Welcome aboard, I would like to introduce myself as Peter, second deck officer on board this fantastic cruise ship.

The majority of my time, when on duty, is spent on the bridge. I am a navigation officer and have spent, prior to getting this job, many years in a nautical school and serving at sea on Cargo Ships and Tankers.

When I started in the cruise industry I had to work my way up in ranks so started as a Cadet, then have progressed up to 3rd Officer and recently got a promotion to 2nd Officer. Of course my goal is to be Master of a cruise ship one day.

There are 3 shifts for the navigation officers and I am lucky to have the rather good one from 8 to 12 both in the morning and evening. The other shifts are from 12 to 4 and the so called "graveyard shift" is from 4 to 8.

Today we have a day at sea, so I will be navigating the ship and have to be alert whilst on watch. Most people think that this is the job of the Master of the ship – but who could possibly be on duty 24 hours a day?

A day in the life of a Deck Officer

During my watch I am "driving" the ship, holding it on course which has been calculated, plotted into the map and approved by the Master. Nowadays much of the work has become "automated" but you still need the human eye to be on the lookout for other ships or obstacles. The ocean is a moving force, and therefore there are currents, which can make the ship drift off course easily.

Today we also have the Bridge Tour for the guests. This is where an exclusive group of guests will be allowed to look over our shoulders for a short time to try and get an idea of what we do. Of course the Captain will be present, and one of my colleagues will explain some of the equipment we are working with on the bridge.

This tour is a highlight for our guests, when they get to see the commanders bridge, and I think that they often still expect to see a huge wooden steering wheel as the centre piece!

I am also checking the weather forecast and just noticed that we have heavy rain and stormy weather heading our way. I have just checked our course and the size of what is coming and as it's pretty bad so I am going to inform the Master and the Hotel Manager, in order to get all lose items secured, the pool decks cleared of pool furniture and get ready for a bumpy ride. Flying deck chairs are a major safety risk, so the guests have been informed to leave the open decks, to go inside the ship, and the crew have to collect all the movable objects on the deck, stack the pool lounge chairs and deck chairs and secure them with ropes.

We always try our best to avoid these storms but sometimes it is not always possible. We receive a weather forecast on-board several times a day for the areas where we are sailing but you can never predict the weather!

The Master will sometimes decide to alter our route if he feels this is necessary but this can also mean that sometimes we arrive late into a port or location which can cause many inconveniences especially for the guests, at times even resulting in us having to skip the port completely. Therefore all possibilities need to be taken in consideration, prior to this happening.

As you can imagine the rough seas also mean that the ship will be moving about a lot. We advise the guests to stay in their staterooms and the crew have all been given training on what to do when rough seas are expected. Mainly this is to secure loose objects, especially in the galleys and bars.

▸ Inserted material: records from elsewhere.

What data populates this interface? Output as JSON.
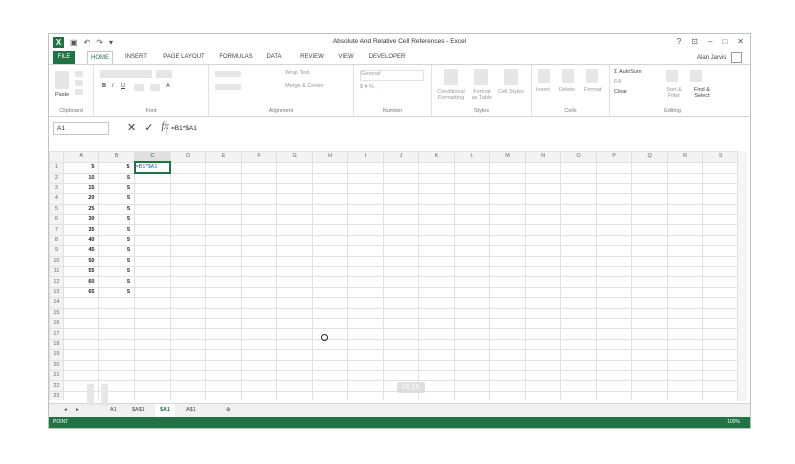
{
  "window": {
    "title": "Absolute And Relative Cell References - Excel",
    "user": "Alan Jarvis",
    "controls": [
      "?",
      "⊡",
      "–",
      "□",
      "✕"
    ]
  },
  "ribbon_tabs": [
    "FILE",
    "HOME",
    "INSERT",
    "PAGE LAYOUT",
    "FORMULAS",
    "DATA",
    "REVIEW",
    "VIEW",
    "DEVELOPER"
  ],
  "ribbon": {
    "clipboard": {
      "paste": "Paste",
      "label": "Clipboard"
    },
    "font": {
      "label": "Font"
    },
    "alignment": {
      "wrap": "Wrap Text",
      "merge": "Merge & Center",
      "label": "Alignment"
    },
    "number": {
      "format": "General",
      "label": "Number"
    },
    "styles": {
      "conditional": "Conditional Formatting",
      "format_table": "Format as Table",
      "cell_styles": "Cell Styles",
      "label": "Styles"
    },
    "cells": {
      "insert": "Insert",
      "delete": "Delete",
      "format": "Format",
      "label": "Cells"
    },
    "editing": {
      "autosum": "AutoSum",
      "fill": "Fill",
      "clear": "Clear",
      "sort": "Sort & Filter",
      "find": "Find & Select",
      "label": "Editing"
    }
  },
  "formula_bar": {
    "name_box": "A1",
    "formula": "=B1*$A1"
  },
  "columns": [
    "A",
    "B",
    "C",
    "D",
    "E",
    "F",
    "G",
    "H",
    "I",
    "J",
    "K",
    "L",
    "M",
    "N",
    "O",
    "P",
    "Q",
    "R",
    "S"
  ],
  "rows": [
    {
      "n": "1",
      "a": "5",
      "b": "5",
      "c": "=B1*$A1"
    },
    {
      "n": "2",
      "a": "10",
      "b": "5",
      "c": ""
    },
    {
      "n": "3",
      "a": "15",
      "b": "5",
      "c": ""
    },
    {
      "n": "4",
      "a": "20",
      "b": "5",
      "c": ""
    },
    {
      "n": "5",
      "a": "25",
      "b": "5",
      "c": ""
    },
    {
      "n": "6",
      "a": "30",
      "b": "5",
      "c": ""
    },
    {
      "n": "7",
      "a": "35",
      "b": "5",
      "c": ""
    },
    {
      "n": "8",
      "a": "40",
      "b": "5",
      "c": ""
    },
    {
      "n": "9",
      "a": "45",
      "b": "5",
      "c": ""
    },
    {
      "n": "10",
      "a": "50",
      "b": "5",
      "c": ""
    },
    {
      "n": "11",
      "a": "55",
      "b": "5",
      "c": ""
    },
    {
      "n": "12",
      "a": "60",
      "b": "5",
      "c": ""
    },
    {
      "n": "13",
      "a": "65",
      "b": "5",
      "c": ""
    },
    {
      "n": "14"
    },
    {
      "n": "15"
    },
    {
      "n": "16"
    },
    {
      "n": "17"
    },
    {
      "n": "18"
    },
    {
      "n": "19"
    },
    {
      "n": "20"
    },
    {
      "n": "21"
    },
    {
      "n": "22"
    },
    {
      "n": "23"
    }
  ],
  "sheet_tabs": [
    "A1",
    "$A$1",
    "$A1",
    "A$1"
  ],
  "active_sheet": "$A1",
  "status": {
    "mode": "POINT",
    "zoom": "100%"
  },
  "video": {
    "time": "01:15"
  },
  "colors": {
    "accent": "#217346"
  }
}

The Master has just informed us that we must reduce the speed of the ship, and find a way to reduce the movement so that are guests aren't being thrown about the ship. Regardless on how big a ship is, in comparison to the ocean, it is no more than a cork in a lake, bouncing up and down and having to go with the flow.

I hope you enjoyed hearing about what we do here on the bridge and maybe one day you too could be sat here on the bridge of a ship.

Peter Wagner, Austria